The court did not err in permitting a witness to answer the question, "From what you saw of the situation, the location of the meter, the plow points and other hardware there, what was the best location or the most logical location for a meter reader not familiar with the meter, a stranger to the meter, to have stood in to have read that meter?" as follows: "I believe I would have stood in the same position he did, because it looked to me like it would be safer to stand on a ramp than crawl over some hardware."

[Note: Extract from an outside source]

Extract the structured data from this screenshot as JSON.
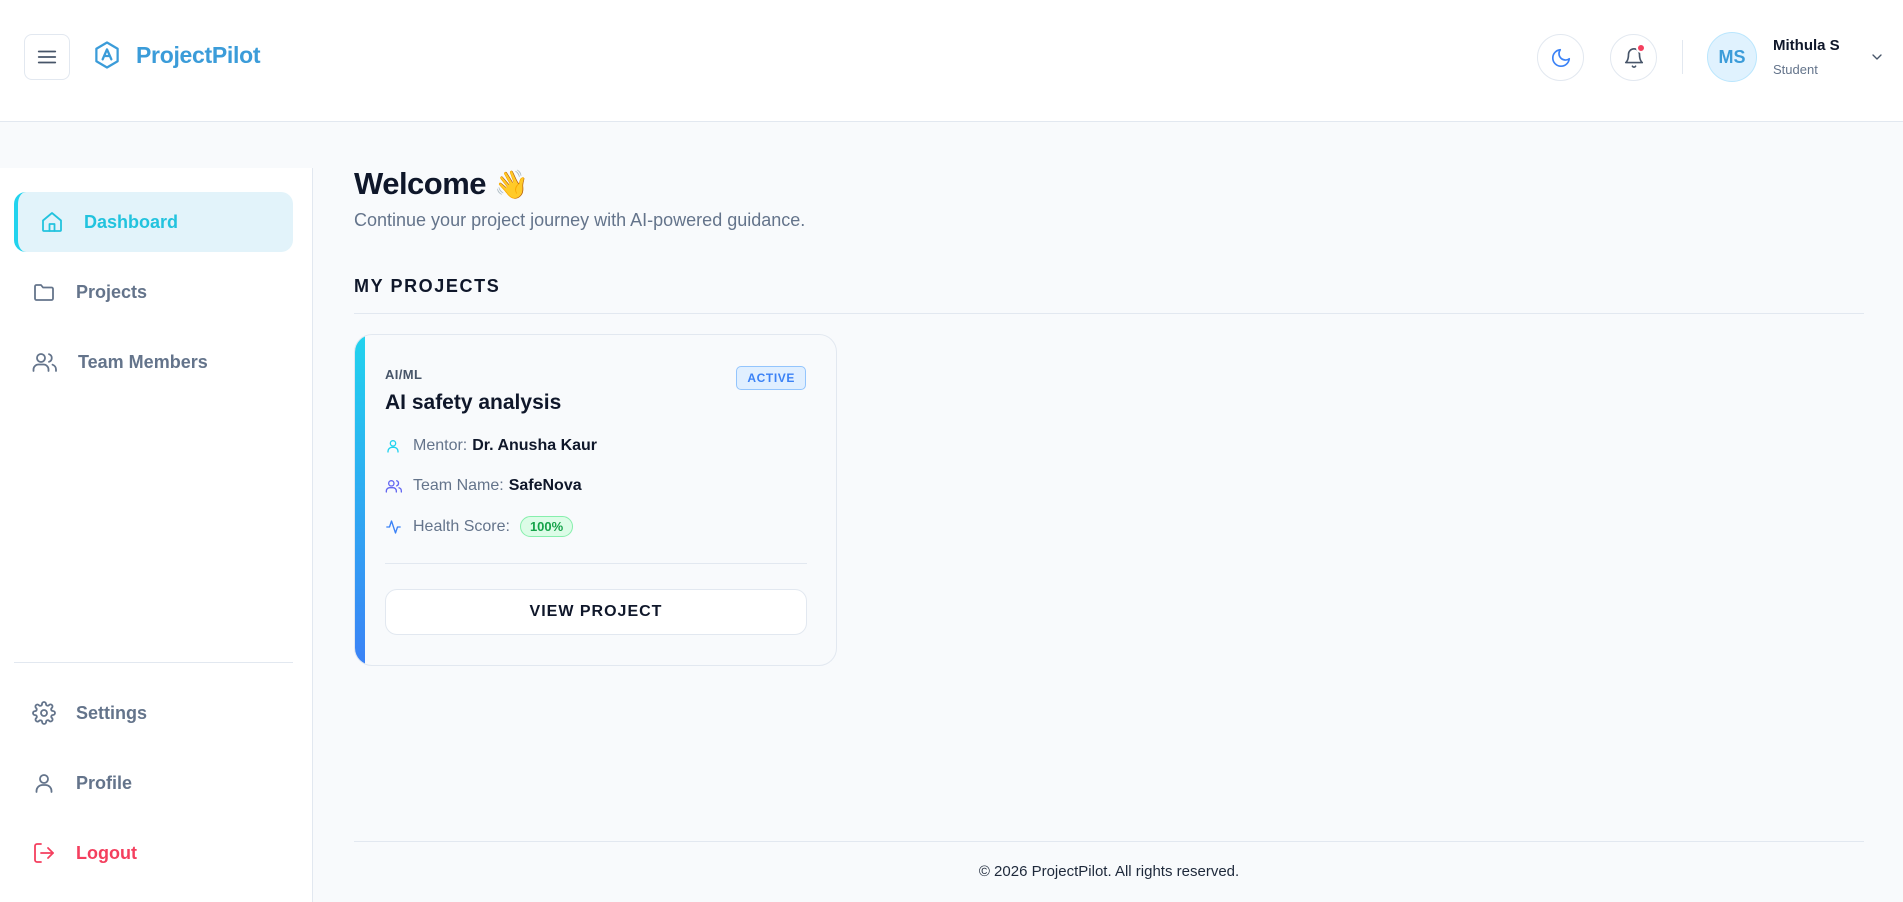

Under the facts of this case the court did not err in allowing Tom Tillman, an employee of the power company, to reply to the question, "Tell the jury whether the Georgia Power Company and its employees have accepted or rejected the terms of the Georgia workmen's compensation law," by stating that he had seen notices posted at different places about the power company premises, and that he and other employees were working under the compensation act. If this was error, it was harmless.
The court did not err in rejecting a final-settlement receipt signed by the plaintiff, showing that he had received $140.56 in full as compensation from the power company for the injury sustained by him on July 5, 1940. The admission in evidence of this receipt would have served no purpose under the issues involved in this case.
Applying the rulings heretofore made to the effect that the plaintiff was an invitee, that the power company and the defendant were not joint tort-feasors, and that the plaintiff was not barred, because of having received compensation from the power company, from recovering against the defendant, no error appears in the remaining grounds of the motion for new trial, dealing with requests to charge and with certain instructions to the jury.
3. The evidence authorized the verdict, which was not excessive; and no error of law appearing, the court did not err in overruling the motion for new trial.
Judgment affirmed. Sutton and Felton, JJ., concur.